### YOUR ASSIGNMENT
In the records below, locate the line containing "Convert this screenshot", then extract it and all following lines exactly, ending with the last line.

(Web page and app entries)

* * * * * * *

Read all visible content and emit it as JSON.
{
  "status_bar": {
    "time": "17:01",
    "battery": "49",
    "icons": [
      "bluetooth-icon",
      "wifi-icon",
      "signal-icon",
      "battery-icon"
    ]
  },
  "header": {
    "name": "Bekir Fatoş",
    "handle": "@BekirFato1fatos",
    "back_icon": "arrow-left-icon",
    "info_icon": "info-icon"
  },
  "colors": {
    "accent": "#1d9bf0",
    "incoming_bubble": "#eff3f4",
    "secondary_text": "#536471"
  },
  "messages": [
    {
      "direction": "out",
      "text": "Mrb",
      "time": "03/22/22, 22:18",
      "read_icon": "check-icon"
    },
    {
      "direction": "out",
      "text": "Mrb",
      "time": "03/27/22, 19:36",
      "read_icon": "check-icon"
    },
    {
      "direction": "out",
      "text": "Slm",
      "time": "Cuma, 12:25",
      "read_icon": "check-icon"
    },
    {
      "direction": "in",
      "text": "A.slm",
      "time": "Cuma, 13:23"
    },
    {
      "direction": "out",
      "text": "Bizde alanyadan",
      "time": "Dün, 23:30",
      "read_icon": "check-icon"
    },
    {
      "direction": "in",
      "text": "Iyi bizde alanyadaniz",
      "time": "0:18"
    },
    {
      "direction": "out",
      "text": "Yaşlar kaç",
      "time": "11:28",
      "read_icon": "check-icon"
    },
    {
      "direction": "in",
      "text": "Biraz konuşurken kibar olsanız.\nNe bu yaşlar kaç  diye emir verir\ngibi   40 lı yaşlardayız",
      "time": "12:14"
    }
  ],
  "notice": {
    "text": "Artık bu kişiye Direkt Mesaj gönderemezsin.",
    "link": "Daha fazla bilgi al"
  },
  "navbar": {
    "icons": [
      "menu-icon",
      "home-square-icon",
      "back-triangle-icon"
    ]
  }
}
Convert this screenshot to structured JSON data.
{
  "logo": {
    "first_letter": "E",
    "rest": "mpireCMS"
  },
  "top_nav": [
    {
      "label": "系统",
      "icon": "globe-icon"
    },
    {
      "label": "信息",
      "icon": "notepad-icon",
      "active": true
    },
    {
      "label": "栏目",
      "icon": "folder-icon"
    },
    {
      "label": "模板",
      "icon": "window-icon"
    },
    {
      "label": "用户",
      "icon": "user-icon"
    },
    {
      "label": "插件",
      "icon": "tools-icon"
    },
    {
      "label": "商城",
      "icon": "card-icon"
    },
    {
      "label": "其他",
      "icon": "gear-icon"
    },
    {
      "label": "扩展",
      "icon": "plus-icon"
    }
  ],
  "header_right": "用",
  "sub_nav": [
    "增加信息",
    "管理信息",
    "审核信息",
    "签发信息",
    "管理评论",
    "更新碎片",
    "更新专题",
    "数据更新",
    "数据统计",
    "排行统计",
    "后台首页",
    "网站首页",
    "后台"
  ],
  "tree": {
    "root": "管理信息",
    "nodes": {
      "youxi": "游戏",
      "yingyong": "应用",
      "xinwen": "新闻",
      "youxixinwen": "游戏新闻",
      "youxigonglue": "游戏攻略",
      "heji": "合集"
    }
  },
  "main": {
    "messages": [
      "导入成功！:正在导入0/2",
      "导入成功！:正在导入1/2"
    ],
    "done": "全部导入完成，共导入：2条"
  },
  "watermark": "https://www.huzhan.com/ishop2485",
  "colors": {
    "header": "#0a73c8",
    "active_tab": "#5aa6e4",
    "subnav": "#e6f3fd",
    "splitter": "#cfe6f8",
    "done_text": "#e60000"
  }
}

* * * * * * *

### OUTPUT BELOW
Convert this screenshot to structured JSON data.
{
  "logo": {
    "first_letter": "E",
    "rest": "mpireCMS"
  },
  "top_nav": [
    {
      "label": "系统",
      "icon": "globe-icon"
    },
    {
      "label": "信息",
      "icon": "notepad-icon",
      "active": true
    },
    {
      "label": "栏目",
      "icon": "folder-icon"
    },
    {
      "label": "模板",
      "icon": "window-icon"
    },
    {
      "label": "用户",
      "icon": "user-icon"
    },
    {
      "label": "插件",
      "icon": "tools-icon"
    },
    {
      "label": "商城",
      "icon": "card-icon"
    },
    {
      "label": "其他",
      "icon": "gear-icon"
    },
    {
      "label": "扩展",
      "icon": "plus-icon"
    }
  ],
  "header_right": "用",
  "sub_nav": [
    "增加信息",
    "管理信息",
    "审核信息",
    "签发信息",
    "管理评论",
    "更新碎片",
    "更新专题",
    "数据更新",
    "数据统计",
    "排行统计",
    "后台首页",
    "网站首页",
    "后台"
  ],
  "tree": {
    "root": "管理信息",
    "nodes": {
      "youxi": "游戏",
      "yingyong": "应用",
      "xinwen": "新闻",
      "youxixinwen": "游戏新闻",
      "youxigonglue": "游戏攻略",
      "heji": "合集"
    }
  },
  "main": {
    "messages": [
      "导入成功！:正在导入0/2",
      "导入成功！:正在导入1/2"
    ],
    "done": "全部导入完成，共导入：2条"
  },
  "watermark": "https://www.huzhan.com/ishop2485",
  "colors": {
    "header": "#0a73c8",
    "active_tab": "#5aa6e4",
    "subnav": "#e6f3fd",
    "splitter": "#cfe6f8",
    "done_text": "#e60000"
  }
}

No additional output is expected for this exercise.